Needles: Western White Pine has 5 needles per bundle. In northwest Oregon and western Washington, you can identify it by counting the needles and noting the elevation. Whitebark Pine also has 5 needles per bundle, but usually grows at higher elevations near the timberline.
Cones: Western White Pine cones are usually 7 or 8 inches long with a distinctive curve like a banana. The scales often have a white, sticky resin on them.
Bark: The bark is gray and breaks into rectangular plates on large trees.
Where it grows: Western White Pine grows throughout the Cascades and in the Coast Range at elevations of 3000 to 5000 feet in Oregon and down to sea level in northwest Washington. Elsewhere, it grows in northeast Oregon and northern Idaho. It is the state tree of Idaho. It also grows in the Siskiyous and the Sierras, and grows down to sea level in northwest Washington.
Uses: Although not a major timber tree, Western White Pine has uses similar to Ponderosa Pine. It's also used to make wooden matches. The wood is light, attractive, and easy to work, making it ideal for wood carving.
Names: Western White Pine was first described and named by David Douglas.

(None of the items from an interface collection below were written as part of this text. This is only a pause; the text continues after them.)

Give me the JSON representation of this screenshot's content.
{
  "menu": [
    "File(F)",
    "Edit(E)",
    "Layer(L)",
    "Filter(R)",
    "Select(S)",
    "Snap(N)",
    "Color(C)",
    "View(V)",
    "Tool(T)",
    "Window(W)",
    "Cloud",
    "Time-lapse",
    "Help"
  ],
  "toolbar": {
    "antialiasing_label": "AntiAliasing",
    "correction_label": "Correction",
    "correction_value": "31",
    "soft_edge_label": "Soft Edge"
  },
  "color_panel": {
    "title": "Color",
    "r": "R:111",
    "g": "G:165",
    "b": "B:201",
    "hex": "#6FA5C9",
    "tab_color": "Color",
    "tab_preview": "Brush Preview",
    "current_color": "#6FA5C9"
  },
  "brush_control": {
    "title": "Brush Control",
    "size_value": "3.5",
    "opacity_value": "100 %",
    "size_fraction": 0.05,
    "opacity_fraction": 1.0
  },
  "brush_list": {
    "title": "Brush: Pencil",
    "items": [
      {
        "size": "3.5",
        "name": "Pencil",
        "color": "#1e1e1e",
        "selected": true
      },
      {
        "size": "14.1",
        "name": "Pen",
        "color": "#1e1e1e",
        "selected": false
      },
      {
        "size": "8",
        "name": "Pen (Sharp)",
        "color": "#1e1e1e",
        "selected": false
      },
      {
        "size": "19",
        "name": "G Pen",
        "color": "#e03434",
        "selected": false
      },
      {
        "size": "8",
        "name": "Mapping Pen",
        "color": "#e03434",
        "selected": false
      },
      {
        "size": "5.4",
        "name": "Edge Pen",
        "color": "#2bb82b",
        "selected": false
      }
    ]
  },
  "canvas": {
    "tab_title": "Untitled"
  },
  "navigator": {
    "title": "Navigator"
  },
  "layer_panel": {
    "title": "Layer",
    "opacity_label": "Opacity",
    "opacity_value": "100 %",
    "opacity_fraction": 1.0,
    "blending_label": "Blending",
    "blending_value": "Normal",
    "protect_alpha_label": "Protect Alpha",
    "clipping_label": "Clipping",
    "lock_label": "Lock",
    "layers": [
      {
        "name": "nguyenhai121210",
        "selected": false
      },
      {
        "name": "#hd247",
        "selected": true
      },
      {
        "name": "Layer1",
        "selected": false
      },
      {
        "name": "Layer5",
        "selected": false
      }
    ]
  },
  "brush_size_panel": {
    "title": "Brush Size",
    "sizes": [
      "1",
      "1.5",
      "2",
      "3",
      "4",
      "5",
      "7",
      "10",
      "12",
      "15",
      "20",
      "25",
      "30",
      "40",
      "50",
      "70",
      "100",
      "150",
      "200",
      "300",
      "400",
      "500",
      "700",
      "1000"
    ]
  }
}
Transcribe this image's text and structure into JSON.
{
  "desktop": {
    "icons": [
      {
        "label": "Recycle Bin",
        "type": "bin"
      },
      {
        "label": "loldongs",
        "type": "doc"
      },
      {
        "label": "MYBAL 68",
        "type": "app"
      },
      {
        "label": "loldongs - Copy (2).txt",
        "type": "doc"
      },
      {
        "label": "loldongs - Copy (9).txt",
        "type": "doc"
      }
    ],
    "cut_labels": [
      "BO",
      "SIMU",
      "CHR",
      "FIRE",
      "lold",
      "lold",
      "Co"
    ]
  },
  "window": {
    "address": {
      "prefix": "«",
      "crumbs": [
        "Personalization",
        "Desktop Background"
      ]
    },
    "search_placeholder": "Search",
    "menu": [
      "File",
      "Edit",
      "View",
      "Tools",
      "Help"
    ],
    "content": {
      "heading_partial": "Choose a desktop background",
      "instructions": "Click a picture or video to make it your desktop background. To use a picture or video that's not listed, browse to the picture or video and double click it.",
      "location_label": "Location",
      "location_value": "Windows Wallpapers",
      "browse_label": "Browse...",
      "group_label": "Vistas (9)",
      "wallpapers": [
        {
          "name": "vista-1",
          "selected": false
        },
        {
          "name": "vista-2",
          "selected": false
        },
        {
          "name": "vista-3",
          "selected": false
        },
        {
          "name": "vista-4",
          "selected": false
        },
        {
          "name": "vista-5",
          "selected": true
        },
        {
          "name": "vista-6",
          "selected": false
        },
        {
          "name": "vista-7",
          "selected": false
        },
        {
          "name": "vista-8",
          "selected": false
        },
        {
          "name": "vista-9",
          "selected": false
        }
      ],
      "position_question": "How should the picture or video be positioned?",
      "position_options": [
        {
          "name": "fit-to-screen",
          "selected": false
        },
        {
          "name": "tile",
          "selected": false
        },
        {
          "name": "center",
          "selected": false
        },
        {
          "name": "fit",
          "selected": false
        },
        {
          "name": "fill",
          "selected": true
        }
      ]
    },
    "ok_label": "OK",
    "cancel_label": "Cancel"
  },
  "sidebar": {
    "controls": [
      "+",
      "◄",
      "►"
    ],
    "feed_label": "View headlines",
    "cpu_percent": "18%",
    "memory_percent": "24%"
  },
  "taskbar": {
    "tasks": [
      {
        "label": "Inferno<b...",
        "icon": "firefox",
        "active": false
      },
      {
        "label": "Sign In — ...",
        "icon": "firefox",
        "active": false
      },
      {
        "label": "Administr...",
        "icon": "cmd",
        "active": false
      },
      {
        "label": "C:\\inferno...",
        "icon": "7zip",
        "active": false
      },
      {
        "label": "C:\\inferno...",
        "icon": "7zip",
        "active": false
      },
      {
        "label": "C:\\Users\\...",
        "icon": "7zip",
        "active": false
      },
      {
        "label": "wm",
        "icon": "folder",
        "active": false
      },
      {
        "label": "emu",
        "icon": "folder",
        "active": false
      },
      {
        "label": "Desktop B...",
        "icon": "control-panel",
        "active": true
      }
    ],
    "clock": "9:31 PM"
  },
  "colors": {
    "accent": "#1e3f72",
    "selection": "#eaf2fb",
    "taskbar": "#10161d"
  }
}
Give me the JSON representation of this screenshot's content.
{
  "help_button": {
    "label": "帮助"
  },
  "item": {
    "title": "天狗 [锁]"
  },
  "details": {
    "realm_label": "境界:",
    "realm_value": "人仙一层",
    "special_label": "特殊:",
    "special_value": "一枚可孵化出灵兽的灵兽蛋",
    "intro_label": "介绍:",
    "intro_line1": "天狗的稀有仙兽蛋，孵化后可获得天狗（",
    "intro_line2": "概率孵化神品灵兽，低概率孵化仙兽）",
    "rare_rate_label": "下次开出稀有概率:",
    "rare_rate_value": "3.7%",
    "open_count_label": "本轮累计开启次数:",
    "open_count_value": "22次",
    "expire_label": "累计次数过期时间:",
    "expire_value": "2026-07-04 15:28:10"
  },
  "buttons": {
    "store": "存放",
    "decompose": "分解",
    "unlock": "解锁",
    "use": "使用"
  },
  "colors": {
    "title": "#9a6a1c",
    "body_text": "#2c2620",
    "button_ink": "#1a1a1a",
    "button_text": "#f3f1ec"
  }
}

Monticola is Latin for "mountain dweller." Other common names: Idaho Pine and Mountain Pine.
© 2011 Ken Denniston